Jackson, 50, announced her departure in a statement Thursday. She gave no particular reason for leaving but said she was ready for new challenges, time with her family and new opportunities to make a difference.
Jackson’s tenure was marked by high-profile brawls with industry and congressional Republicans over such issues as global warming pollution, the Keystone XL oil pipeline and new controls on coal-fired plants.
Under her leadership, the agency declared for the first time that carbon dioxide was a danger to human health and could be regulated under the Clean Air Act, leading the EPA to develop a new regulatory regime to limit carbon emissions.
"I want to thank President Obama for the honor he bestowed on me and the confidence he placed in me four years ago this month when he announced my nomination as Administrator of the Environmental Protection Agency," Jackson said.
"At the time I spoke about the need to address climate change, but also said: There is much more on the agenda: air pollution, toxic chemicals and children’s health issues, redevelopment and waste-site cleanup issues, and justice for the communities who bear disproportionate risk," she added.
Jackson is expected to leave after the State of the Union address in late January. Cabinet members looking to move on often leave at the beginning of a president’s second term.
"As the President said earlier this year when he addressed EPA’s employees, you help make sure the air we breathe, the water we drink, the food we eat are safe. You help protect the environment not just for our children but their children. And you keep us moving toward energy independence. We have made historic progress on all these fronts," Jackson said.
"So, I will leave the EPA confident the ship is sailing in the right direction, and ready in my own life for new challenges, time with my family and new opportunities to make a difference," she added.
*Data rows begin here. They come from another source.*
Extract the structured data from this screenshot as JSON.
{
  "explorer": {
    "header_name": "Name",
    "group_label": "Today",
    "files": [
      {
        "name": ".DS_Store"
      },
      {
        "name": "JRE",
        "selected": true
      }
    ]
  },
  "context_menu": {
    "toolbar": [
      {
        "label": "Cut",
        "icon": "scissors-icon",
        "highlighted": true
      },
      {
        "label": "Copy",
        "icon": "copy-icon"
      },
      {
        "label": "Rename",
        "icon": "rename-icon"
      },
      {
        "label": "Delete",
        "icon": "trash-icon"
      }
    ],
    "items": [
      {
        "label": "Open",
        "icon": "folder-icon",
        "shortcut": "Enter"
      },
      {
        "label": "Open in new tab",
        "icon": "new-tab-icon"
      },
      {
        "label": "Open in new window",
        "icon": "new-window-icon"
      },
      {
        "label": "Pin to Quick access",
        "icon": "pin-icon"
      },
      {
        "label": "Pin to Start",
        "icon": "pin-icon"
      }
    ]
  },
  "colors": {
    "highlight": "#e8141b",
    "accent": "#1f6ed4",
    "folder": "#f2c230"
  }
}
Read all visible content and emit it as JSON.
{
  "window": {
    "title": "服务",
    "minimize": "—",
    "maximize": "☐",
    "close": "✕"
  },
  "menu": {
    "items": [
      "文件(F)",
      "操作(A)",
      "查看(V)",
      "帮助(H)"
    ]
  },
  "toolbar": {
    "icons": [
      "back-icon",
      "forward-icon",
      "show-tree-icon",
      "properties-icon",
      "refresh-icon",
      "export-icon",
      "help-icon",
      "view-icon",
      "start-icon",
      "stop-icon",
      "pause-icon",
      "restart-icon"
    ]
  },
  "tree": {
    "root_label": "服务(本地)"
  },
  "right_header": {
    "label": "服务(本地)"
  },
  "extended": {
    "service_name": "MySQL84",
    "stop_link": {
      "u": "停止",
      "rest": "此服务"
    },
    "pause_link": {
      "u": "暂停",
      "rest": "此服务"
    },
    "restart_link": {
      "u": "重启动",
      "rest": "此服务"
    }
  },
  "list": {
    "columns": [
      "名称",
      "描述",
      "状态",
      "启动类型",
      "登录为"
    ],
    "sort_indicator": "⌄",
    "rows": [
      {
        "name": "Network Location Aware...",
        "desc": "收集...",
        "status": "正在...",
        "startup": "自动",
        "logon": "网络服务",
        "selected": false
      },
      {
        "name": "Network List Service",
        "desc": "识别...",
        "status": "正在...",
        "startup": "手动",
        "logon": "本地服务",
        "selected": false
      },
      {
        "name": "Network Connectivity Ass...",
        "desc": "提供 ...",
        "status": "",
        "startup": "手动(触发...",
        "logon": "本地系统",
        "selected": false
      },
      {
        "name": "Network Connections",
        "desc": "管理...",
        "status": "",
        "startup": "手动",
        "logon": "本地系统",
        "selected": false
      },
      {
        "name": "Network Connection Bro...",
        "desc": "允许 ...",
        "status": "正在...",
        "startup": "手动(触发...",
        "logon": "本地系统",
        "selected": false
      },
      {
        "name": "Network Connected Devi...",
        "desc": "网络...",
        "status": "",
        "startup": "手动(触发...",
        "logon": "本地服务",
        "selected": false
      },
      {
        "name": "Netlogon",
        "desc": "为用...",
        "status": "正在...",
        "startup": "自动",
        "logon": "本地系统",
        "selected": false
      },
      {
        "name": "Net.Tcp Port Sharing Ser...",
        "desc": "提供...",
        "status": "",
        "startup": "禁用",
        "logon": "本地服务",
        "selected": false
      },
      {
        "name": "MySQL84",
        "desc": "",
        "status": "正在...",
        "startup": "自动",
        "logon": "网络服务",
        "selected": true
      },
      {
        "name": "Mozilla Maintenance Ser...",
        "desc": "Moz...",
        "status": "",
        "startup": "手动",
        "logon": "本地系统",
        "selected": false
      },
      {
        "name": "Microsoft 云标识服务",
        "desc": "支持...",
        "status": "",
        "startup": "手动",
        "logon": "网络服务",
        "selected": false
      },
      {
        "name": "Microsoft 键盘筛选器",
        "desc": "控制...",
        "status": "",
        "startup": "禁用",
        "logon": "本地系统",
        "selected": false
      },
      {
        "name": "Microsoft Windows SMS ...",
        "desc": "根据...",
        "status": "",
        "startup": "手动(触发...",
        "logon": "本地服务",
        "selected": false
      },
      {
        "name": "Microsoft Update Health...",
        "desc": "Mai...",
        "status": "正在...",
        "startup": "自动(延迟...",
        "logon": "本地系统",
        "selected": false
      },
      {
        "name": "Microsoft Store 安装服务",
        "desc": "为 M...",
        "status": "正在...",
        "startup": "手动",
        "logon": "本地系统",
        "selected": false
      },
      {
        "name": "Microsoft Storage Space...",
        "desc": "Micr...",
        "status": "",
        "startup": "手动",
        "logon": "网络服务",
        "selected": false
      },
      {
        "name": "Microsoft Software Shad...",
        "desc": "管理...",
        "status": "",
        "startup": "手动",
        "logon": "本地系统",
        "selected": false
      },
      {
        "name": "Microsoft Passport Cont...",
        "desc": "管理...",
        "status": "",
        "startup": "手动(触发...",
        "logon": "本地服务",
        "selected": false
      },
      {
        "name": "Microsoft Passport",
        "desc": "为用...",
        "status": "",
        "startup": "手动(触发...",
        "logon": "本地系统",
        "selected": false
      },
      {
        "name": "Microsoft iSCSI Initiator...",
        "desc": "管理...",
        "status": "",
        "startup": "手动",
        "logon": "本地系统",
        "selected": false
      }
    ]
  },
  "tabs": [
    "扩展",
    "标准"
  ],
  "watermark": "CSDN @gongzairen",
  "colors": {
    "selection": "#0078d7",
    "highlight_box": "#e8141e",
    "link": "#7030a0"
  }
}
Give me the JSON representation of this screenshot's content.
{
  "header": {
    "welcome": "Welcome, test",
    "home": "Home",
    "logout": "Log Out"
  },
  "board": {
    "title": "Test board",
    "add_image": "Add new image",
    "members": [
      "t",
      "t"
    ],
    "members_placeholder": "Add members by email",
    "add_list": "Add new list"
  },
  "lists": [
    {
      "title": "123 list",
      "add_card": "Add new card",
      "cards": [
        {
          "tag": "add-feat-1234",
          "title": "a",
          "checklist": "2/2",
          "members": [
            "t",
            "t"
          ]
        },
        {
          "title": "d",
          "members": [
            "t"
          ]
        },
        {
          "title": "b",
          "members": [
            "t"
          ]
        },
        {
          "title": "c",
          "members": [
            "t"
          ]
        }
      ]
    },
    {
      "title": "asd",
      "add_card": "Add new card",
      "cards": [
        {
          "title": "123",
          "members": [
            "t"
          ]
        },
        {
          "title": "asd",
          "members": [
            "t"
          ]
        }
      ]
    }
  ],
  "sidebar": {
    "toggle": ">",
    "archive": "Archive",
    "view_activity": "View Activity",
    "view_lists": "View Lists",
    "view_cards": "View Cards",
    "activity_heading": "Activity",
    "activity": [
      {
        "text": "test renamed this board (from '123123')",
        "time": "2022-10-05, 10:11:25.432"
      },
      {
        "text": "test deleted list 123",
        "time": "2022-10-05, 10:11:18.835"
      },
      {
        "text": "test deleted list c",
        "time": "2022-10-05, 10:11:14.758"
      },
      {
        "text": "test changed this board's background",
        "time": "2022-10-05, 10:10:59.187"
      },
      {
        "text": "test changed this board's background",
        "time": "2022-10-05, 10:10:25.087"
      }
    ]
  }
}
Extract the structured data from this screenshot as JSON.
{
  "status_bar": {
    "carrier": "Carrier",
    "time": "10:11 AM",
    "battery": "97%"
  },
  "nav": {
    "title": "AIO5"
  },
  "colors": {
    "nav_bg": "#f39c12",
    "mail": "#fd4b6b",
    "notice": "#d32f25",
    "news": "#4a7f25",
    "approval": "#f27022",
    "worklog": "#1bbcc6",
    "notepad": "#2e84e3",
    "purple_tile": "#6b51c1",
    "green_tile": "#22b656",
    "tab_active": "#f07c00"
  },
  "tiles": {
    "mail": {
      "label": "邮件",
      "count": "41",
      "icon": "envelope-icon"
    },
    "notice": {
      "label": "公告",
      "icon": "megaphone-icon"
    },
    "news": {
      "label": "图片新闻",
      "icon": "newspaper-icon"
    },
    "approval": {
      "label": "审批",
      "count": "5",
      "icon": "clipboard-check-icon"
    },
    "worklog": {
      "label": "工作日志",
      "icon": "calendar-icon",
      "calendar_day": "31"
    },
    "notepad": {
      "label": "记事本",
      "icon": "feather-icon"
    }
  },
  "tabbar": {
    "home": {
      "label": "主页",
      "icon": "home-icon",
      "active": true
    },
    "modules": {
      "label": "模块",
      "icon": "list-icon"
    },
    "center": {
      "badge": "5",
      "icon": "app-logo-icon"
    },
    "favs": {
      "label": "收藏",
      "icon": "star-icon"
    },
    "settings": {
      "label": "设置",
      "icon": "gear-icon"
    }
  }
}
President Obama thanked Jackson for her service, praising her work on mercury pollution limits, fighting climate change and helping set new fuel economy standards for vehicles.